-- EXTRACTED RECORDS follows --
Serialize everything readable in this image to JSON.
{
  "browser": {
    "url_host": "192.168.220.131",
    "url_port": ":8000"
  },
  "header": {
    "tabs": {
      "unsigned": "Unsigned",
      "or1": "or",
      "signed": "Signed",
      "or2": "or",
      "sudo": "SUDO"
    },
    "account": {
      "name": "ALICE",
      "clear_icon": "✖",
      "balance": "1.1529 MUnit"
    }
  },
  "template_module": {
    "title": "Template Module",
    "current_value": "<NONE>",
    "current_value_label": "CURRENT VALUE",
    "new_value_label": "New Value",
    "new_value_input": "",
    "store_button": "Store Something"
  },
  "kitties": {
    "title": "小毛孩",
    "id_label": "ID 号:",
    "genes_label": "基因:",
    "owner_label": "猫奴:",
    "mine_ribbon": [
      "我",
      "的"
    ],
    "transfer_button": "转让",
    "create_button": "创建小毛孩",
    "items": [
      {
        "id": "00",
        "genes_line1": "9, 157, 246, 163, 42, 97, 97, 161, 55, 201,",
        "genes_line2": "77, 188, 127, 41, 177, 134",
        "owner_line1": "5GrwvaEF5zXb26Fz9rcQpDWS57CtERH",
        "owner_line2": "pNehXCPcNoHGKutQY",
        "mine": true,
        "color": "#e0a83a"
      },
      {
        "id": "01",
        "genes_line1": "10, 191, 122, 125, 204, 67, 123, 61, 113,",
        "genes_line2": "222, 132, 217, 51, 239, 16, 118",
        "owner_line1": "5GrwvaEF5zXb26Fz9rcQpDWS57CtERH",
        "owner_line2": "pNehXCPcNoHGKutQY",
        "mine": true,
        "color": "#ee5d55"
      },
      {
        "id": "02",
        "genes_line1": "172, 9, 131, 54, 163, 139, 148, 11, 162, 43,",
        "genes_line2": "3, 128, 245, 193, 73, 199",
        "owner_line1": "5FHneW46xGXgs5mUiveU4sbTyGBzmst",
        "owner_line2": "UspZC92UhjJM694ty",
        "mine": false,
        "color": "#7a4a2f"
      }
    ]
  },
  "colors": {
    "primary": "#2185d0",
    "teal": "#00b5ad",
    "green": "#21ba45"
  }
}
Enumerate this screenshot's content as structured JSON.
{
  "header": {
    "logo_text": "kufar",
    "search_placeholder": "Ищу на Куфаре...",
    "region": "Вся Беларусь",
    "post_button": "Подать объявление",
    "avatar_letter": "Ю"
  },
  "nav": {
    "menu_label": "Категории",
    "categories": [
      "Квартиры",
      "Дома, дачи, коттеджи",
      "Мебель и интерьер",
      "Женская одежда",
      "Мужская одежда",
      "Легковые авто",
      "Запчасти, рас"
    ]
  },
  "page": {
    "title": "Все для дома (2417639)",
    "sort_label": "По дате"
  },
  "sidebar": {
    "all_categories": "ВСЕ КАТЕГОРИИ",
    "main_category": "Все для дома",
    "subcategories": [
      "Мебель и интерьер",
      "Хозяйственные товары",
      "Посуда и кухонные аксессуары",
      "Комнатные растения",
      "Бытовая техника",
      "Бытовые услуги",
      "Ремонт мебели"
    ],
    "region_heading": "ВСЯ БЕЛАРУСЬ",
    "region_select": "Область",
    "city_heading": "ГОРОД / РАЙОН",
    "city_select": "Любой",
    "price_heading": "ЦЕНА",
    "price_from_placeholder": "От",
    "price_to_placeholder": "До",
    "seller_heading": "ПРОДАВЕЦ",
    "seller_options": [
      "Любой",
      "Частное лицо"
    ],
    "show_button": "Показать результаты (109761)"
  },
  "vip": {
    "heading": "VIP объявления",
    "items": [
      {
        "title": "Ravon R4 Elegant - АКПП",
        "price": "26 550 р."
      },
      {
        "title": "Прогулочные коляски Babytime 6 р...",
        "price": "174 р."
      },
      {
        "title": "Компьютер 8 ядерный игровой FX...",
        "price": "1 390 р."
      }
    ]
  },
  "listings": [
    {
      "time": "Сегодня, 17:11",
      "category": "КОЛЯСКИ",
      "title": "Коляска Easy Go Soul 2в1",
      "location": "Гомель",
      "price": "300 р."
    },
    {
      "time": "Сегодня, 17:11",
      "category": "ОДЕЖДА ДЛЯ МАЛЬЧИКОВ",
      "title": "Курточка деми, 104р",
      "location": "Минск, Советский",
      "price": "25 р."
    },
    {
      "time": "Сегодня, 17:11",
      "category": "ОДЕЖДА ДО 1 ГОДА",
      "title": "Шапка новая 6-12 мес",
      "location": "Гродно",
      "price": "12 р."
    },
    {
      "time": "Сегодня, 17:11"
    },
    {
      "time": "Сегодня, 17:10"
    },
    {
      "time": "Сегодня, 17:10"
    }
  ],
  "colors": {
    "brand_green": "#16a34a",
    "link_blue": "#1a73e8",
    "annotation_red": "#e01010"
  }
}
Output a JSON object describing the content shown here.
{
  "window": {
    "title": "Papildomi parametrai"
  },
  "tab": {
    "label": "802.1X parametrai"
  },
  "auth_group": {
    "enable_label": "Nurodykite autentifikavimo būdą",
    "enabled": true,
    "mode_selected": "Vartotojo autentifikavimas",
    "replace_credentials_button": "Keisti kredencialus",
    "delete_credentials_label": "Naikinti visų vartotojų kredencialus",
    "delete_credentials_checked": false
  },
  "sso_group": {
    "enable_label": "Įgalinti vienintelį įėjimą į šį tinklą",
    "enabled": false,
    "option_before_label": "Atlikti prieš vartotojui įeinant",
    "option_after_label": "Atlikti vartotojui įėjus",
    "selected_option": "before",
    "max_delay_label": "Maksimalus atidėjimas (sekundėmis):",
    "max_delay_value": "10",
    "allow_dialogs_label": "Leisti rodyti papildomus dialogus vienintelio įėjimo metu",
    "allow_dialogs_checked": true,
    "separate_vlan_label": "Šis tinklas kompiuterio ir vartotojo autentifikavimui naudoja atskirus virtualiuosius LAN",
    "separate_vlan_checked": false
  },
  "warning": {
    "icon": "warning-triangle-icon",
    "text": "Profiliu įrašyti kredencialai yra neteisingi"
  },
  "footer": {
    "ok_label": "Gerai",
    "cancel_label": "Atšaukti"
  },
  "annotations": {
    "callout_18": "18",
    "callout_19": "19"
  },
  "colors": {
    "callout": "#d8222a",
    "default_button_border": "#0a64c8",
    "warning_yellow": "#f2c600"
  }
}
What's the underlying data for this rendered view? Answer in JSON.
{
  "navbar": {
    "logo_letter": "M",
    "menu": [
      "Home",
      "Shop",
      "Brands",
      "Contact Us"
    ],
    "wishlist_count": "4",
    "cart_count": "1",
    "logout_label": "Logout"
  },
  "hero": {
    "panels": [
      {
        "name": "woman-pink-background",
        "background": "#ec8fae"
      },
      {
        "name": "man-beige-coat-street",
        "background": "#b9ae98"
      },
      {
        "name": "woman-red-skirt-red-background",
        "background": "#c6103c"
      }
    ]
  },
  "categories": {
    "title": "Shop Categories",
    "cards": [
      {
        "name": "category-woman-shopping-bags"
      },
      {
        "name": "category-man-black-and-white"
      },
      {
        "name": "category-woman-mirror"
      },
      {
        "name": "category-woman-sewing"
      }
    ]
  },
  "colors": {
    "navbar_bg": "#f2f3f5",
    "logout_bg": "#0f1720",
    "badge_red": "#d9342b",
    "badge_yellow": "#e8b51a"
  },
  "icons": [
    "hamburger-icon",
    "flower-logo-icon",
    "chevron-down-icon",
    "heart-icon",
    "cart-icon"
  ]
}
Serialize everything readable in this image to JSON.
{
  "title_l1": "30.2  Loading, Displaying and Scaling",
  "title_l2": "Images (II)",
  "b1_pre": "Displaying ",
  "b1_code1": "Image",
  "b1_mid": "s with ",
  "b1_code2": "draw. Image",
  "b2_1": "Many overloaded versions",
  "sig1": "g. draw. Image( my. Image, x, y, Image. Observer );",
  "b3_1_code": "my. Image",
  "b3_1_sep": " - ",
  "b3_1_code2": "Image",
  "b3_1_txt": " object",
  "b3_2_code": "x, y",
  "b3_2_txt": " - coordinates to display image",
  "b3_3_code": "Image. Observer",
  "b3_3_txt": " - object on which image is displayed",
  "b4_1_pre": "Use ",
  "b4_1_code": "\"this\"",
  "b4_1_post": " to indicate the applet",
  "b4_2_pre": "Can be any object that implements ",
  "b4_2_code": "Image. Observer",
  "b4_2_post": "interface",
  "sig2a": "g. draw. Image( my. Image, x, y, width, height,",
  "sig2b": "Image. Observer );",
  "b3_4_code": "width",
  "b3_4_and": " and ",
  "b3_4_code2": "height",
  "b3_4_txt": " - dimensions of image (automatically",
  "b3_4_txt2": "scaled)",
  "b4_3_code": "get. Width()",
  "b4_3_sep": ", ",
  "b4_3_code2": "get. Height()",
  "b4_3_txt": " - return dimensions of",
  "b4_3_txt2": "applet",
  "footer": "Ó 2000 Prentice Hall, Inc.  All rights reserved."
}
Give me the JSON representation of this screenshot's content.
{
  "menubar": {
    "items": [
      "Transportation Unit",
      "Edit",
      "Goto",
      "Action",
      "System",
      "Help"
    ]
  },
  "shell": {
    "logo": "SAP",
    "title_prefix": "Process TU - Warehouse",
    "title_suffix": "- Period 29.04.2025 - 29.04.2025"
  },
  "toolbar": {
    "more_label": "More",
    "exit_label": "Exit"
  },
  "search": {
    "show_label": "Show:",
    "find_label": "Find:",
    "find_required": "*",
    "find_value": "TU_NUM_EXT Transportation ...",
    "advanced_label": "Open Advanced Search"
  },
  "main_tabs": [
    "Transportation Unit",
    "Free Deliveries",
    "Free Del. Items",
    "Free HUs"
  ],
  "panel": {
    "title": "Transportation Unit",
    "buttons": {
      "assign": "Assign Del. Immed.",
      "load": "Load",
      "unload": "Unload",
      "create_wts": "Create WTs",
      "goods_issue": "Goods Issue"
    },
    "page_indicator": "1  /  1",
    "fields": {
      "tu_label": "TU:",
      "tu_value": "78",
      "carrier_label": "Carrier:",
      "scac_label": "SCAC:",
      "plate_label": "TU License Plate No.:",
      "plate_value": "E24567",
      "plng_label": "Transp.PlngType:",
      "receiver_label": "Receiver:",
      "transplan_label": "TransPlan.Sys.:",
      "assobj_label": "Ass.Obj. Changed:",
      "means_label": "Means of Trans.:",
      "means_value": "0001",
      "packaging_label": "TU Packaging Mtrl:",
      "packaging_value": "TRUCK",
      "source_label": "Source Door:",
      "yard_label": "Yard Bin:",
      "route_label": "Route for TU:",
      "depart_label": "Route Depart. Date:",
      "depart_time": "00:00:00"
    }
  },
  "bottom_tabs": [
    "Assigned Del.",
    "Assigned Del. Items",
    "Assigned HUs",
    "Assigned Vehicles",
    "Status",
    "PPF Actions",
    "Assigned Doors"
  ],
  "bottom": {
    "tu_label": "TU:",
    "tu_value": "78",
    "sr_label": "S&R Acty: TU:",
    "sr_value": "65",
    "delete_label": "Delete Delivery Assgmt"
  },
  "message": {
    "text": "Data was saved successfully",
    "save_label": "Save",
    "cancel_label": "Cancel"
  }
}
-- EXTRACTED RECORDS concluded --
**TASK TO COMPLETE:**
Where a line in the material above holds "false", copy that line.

**RESPONSE BELOW:**
        "mine": false,
    "delete_credentials_checked": false
    "enabled": false,
    "separate_vlan_checked": false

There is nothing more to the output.